- Urge authorities to act fast in ensuring Ceylon Tea reaches shelves
- Export quantities expected to dip by 8-10% due to a decline in production
- Fuel shortages and power cuts hamper factory operations drastically
- Calls on govt. to prioritise tea sector
The Ceylon Tea cuppa will soon lose its appeal on the global stage, if the relevant authorities do not take corrective measures to ensure the leaves reach the shelves of the international market, the industry stakeholders caution.
The exporters of Ceylon Tea raised the red flag this week, pointing out that they are concerned of the possible loss of market share.
As they are grappling with several internal and external issues such as low tea crop, high COP, fuel shortages, sanctions on Russia and high freight rates, the exporters said they are unsure what the future holds for the industry.
“The exporters are worried about losing Ceylon Tea market share to other competitors and also losing valuable foreign exchange earnings,” said the Tea Exporters Association (TEA) in a statement to the media this week.
Since November last year, the domestic tea crop has been declining largely due to the non-application of fertiliser on time and also due to adverse weather conditions that prevailed in the tea-growing regions during the last few months.
In the first two months of 2022, Sri Lanka registered a tea crop of 41 million kg as against 45.7 million kg registered in the same period last year, a decline of 4.7 million kg.
The TEA shared that as per the tea quantities offered at the Colombo tea auction during the month of March 2022, it is estimated that the tea crop in the first quarter would be in the range of 65 million kg, a drop of about 10 percent compared to last year.
Although tea cropping months have begun with the onset of rain, the fertiliser is adequately not available for the tea growers. Making the scenario worse is the increase in fertiliser prices, which have gone up by three to four folds, making it unaffordable to many tea producers.
Since tea export volumes are directly related to the available tea crop, the tea export volume is also estimated to be lower by about 8-10 percent in the first quarter of the year, the TEA said.
Furthermore, the regular power cuts and non-availability of sufficient quantities of fuel to operate generators have also hampered the day-to-day operation of tea export companies.

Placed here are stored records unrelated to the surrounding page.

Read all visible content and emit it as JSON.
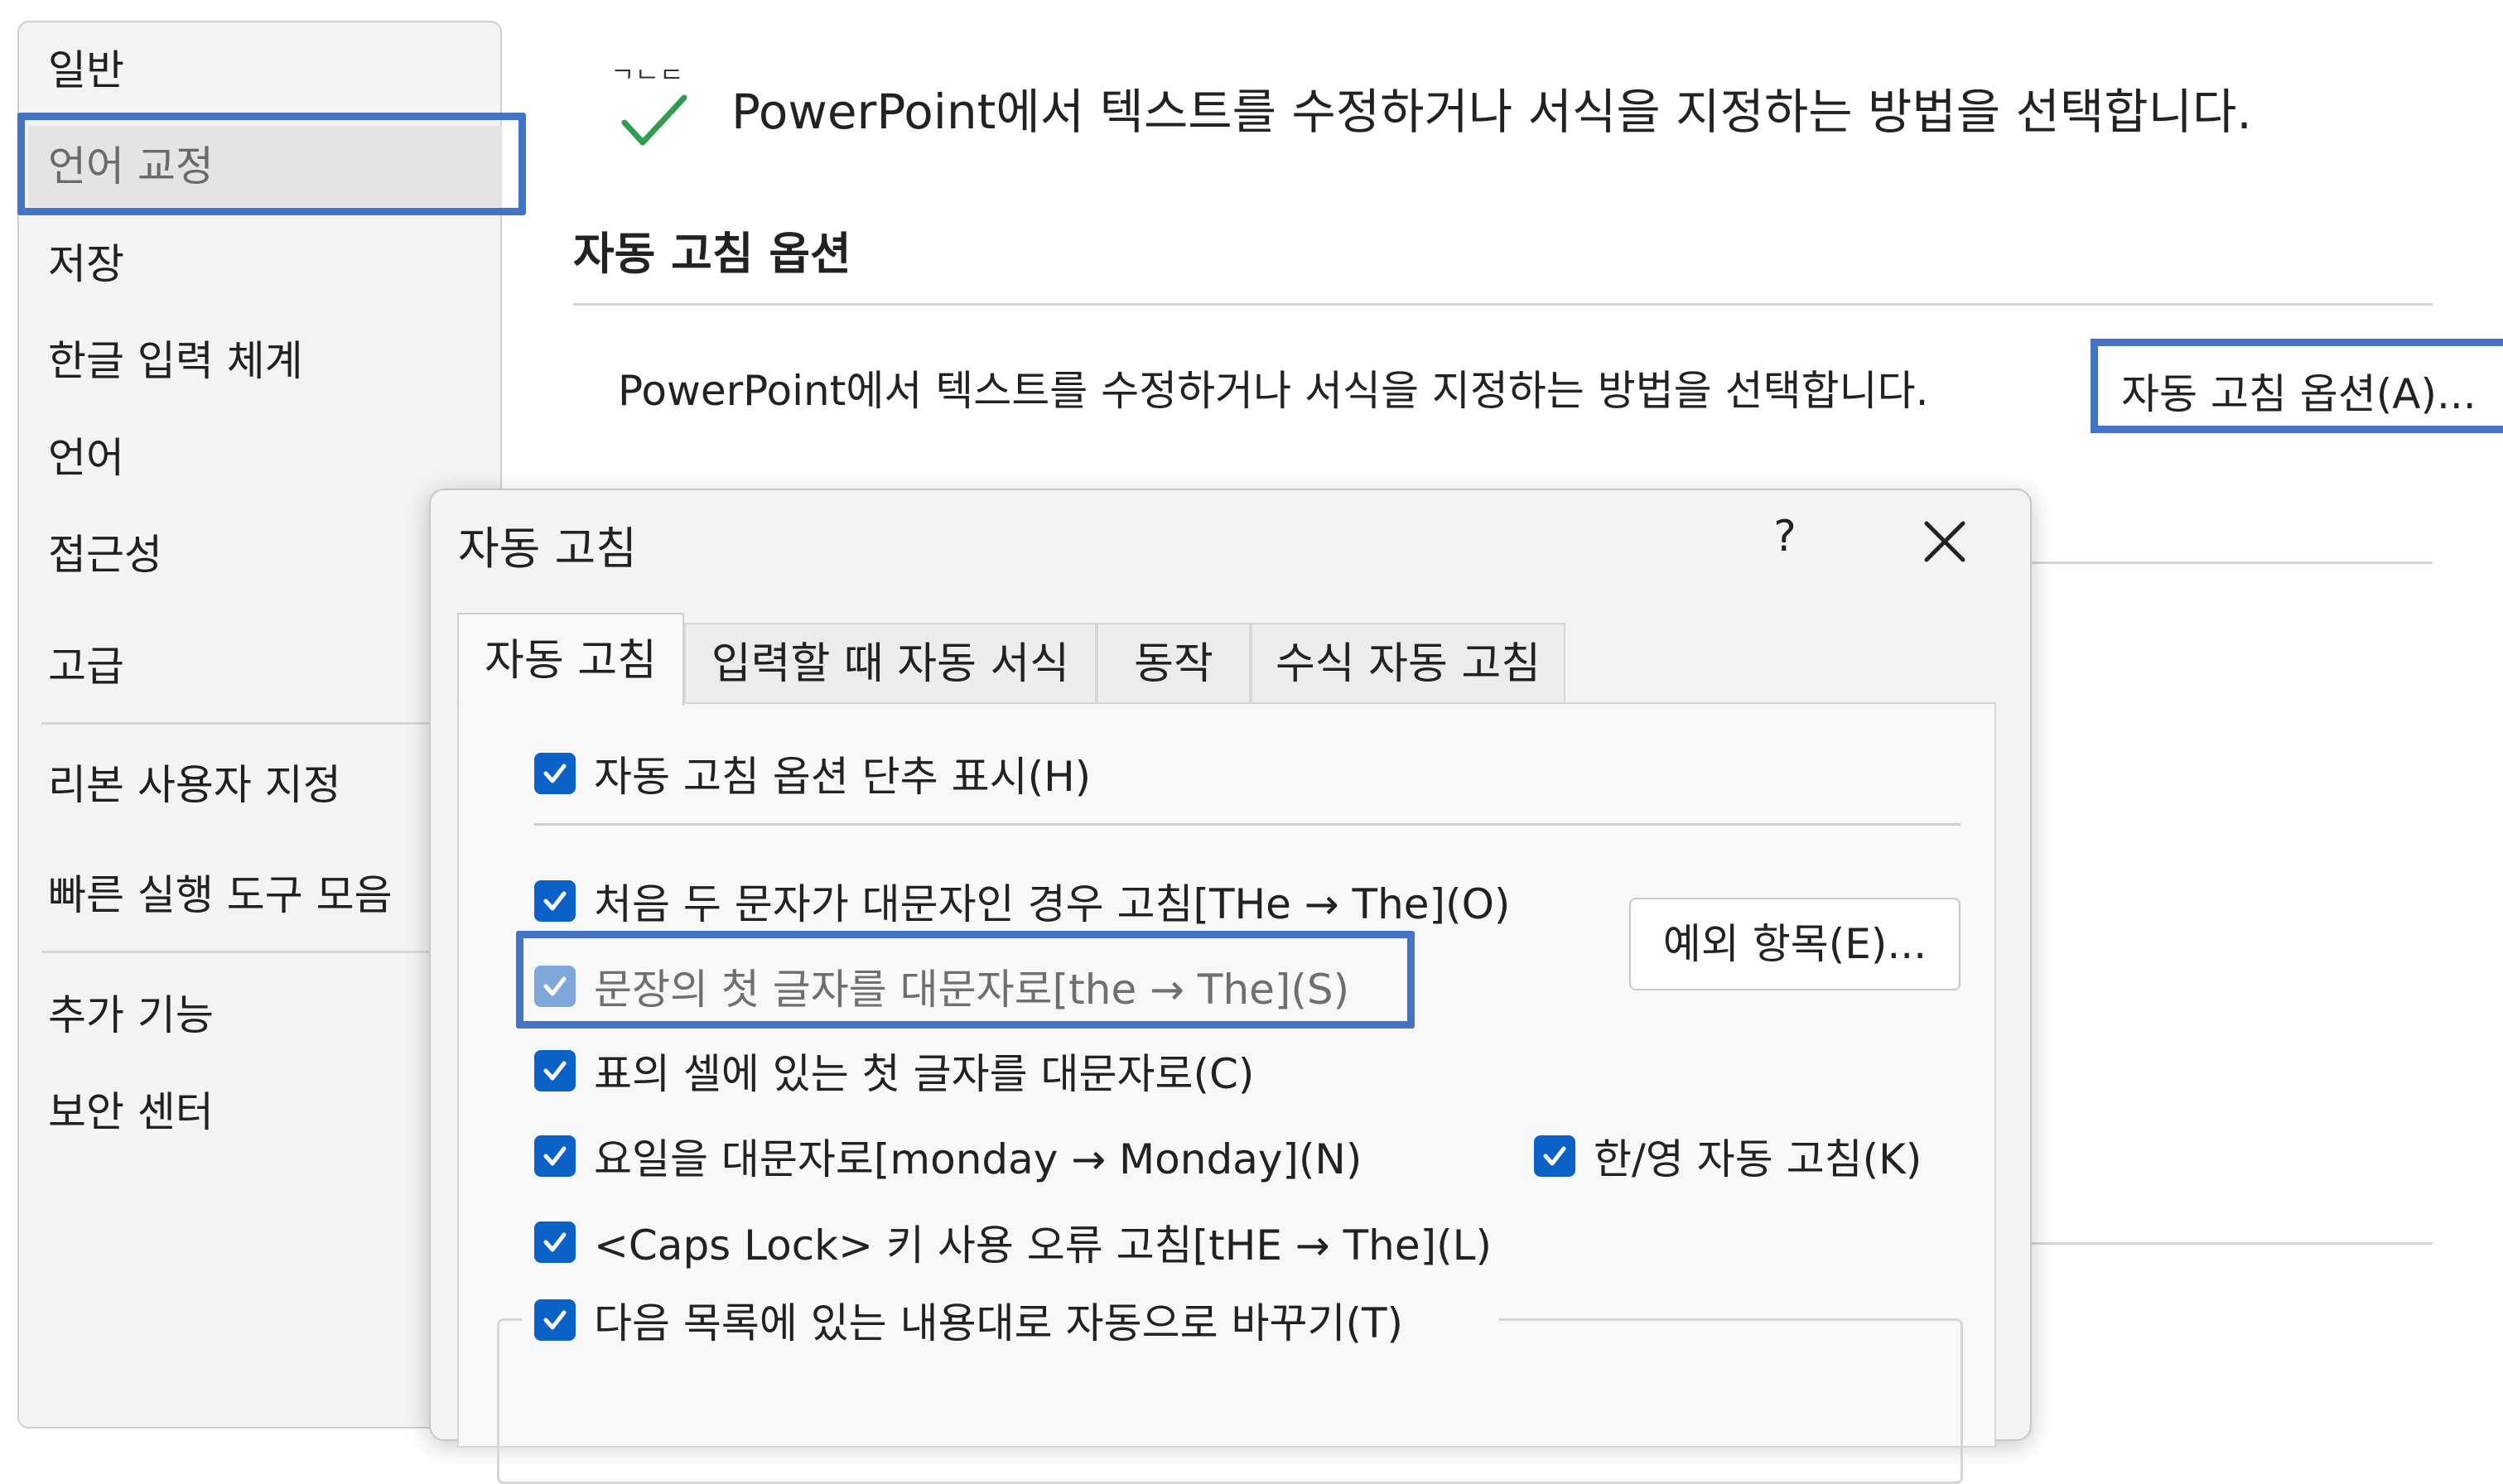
{
  "nav": {
    "items": [
      {
        "label": "일반"
      },
      {
        "label": "언어 교정"
      },
      {
        "label": "저장"
      },
      {
        "label": "한글 입력 체계"
      },
      {
        "label": "언어"
      },
      {
        "label": "접근성"
      },
      {
        "label": "고급"
      },
      {
        "label": "리본 사용자 지정"
      },
      {
        "label": "빠른 실행 도구 모음"
      },
      {
        "label": "추가 기능"
      },
      {
        "label": "보안 센터"
      }
    ],
    "selected": "언어 교정"
  },
  "content": {
    "header_glyph": "ᄀᄂᄃ",
    "header_text": "PowerPoint에서 텍스트를 수정하거나 서식을 지정하는 방법을 선택합니다.",
    "section_title": "자동 고침 옵션",
    "description": "PowerPoint에서 텍스트를 수정하거나 서식을 지정하는 방법을 선택합니다.",
    "autocorrect_options_button": "자동 고침 옵션(A)..."
  },
  "dialog": {
    "title": "자동 고침",
    "help_label": "?",
    "tabs": [
      {
        "label": "자동 고침",
        "active": true
      },
      {
        "label": "입력할 때 자동 서식",
        "active": false
      },
      {
        "label": "동작",
        "active": false
      },
      {
        "label": "수식 자동 고침",
        "active": false
      }
    ],
    "options": {
      "show_buttons": {
        "label": "자동 고침 옵션 단추 표시(H)",
        "checked": true
      },
      "two_initial_caps": {
        "label": "처음 두 문자가 대문자인 경우 고침[THe → The](O)",
        "checked": true
      },
      "capitalize_sentences": {
        "label": "문장의 첫 글자를 대문자로[the → The](S)",
        "checked": true
      },
      "capitalize_table_cells": {
        "label": "표의 셀에 있는 첫 글자를 대문자로(C)",
        "checked": true
      },
      "capitalize_days": {
        "label": "요일을 대문자로[monday → Monday](N)",
        "checked": true
      },
      "korean_english": {
        "label": "한/영 자동 고침(K)",
        "checked": true
      },
      "caps_lock": {
        "label": "<Caps Lock> 키 사용 오류 고침[tHE → The](L)",
        "checked": true
      },
      "replace_text": {
        "label": "다음 목록에 있는 내용대로 자동으로 바꾸기(T)",
        "checked": true
      }
    },
    "exceptions_button": "예외 항목(E)..."
  },
  "colors": {
    "callout": "#4472c4",
    "checkbox": "#0a62c6",
    "check_accent": "#2e9d4f"
  }
}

“The exporters of value-added tea have been affected more than others as the tea packing machines that normally operate on two to three shifts per day are unable to function even on a single shift without any interruption, due to the power cuts.
“The brand owners face a huge challenge in fulfilling their contractual obligations to the foreign buyers. The exporters are unable to plan production, due to long power cuts. The end result would be low export volume and revenue from the tea sector during the year 2022,” the TEA said.
The association has sought the assistance of Sri Lanka Tea Board to obtain the fuel requirements for tea exporters but CEPETCO has not been able to supply the required quantities.
The fuel issue also affects the tea manufacturers and the transport of tea to Colombo for the auction. The escalation of transport costs along with high auction prices negatively impacts the competitiveness of Ceylon Tea in the global market.
“It is necessary to provide fuel to the export industries on a priority basis in order to ensure the continuous foreign exchange earnings that are vital to the country at the moment,” asserted the association.